Aim of the task: Which lines below contain the word "icon"? Copy each of them.

Provided records:

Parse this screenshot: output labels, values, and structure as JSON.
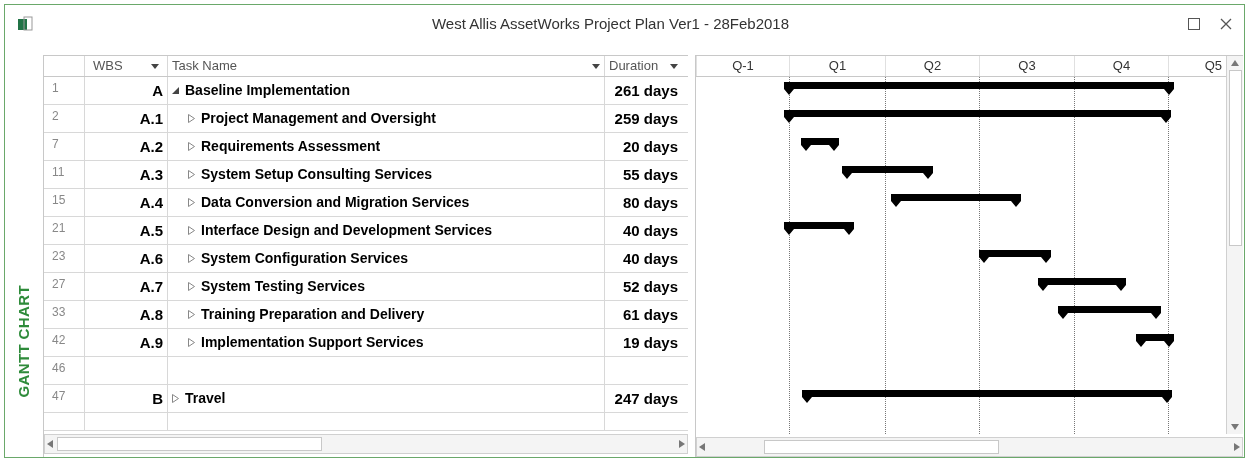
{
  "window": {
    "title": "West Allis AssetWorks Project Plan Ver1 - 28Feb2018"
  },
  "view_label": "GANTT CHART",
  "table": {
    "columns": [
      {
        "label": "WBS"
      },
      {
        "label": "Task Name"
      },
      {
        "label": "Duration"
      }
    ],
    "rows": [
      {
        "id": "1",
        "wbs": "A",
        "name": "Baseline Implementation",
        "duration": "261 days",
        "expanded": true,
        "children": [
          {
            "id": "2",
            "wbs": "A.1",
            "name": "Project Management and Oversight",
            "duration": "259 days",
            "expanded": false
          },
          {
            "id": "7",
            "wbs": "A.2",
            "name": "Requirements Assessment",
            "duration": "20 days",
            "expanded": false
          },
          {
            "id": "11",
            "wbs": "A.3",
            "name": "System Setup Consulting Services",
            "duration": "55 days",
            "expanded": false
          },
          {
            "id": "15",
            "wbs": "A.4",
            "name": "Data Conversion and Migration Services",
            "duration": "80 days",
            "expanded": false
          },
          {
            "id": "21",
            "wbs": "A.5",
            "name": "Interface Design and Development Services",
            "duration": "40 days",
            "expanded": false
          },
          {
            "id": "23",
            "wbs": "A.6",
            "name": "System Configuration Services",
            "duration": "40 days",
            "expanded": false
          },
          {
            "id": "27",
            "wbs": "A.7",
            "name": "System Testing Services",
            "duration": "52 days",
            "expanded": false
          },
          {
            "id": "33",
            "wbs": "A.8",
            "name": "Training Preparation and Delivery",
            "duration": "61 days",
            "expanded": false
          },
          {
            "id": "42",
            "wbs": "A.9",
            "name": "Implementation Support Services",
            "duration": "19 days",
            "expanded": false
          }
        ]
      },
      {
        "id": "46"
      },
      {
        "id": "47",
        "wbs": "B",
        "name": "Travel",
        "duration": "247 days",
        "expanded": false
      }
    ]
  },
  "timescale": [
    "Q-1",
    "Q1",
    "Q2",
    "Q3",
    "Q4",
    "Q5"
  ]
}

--

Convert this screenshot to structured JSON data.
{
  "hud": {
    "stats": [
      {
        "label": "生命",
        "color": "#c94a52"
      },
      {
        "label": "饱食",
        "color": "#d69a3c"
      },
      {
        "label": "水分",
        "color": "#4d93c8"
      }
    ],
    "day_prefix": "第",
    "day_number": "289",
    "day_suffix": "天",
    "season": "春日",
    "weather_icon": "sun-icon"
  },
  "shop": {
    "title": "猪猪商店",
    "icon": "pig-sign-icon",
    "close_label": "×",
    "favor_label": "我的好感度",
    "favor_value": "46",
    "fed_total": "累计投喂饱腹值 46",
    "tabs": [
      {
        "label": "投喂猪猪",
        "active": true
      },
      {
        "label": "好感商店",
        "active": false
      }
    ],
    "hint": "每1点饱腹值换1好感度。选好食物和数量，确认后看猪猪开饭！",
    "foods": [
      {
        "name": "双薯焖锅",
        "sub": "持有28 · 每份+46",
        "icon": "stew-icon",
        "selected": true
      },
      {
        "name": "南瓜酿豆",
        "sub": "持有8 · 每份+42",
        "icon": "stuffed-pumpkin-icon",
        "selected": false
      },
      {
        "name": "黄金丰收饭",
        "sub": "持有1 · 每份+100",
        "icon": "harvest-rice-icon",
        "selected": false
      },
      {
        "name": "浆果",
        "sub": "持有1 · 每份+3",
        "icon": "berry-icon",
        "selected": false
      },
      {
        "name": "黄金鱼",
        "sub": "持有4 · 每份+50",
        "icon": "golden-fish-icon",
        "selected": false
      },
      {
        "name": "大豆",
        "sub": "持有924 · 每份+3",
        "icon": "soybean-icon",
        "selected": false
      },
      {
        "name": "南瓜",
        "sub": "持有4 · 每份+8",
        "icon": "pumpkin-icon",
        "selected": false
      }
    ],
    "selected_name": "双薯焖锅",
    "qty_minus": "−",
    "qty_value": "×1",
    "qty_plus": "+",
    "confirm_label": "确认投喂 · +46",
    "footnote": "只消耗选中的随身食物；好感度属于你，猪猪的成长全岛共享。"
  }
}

Task answer:
    "weather_icon": "sun-icon"
    "icon": "pig-sign-icon",
        "icon": "stew-icon",
        "icon": "stuffed-pumpkin-icon",
        "icon": "harvest-rice-icon",
        "icon": "berry-icon",
        "icon": "golden-fish-icon",
        "icon": "soybean-icon",
        "icon": "pumpkin-icon",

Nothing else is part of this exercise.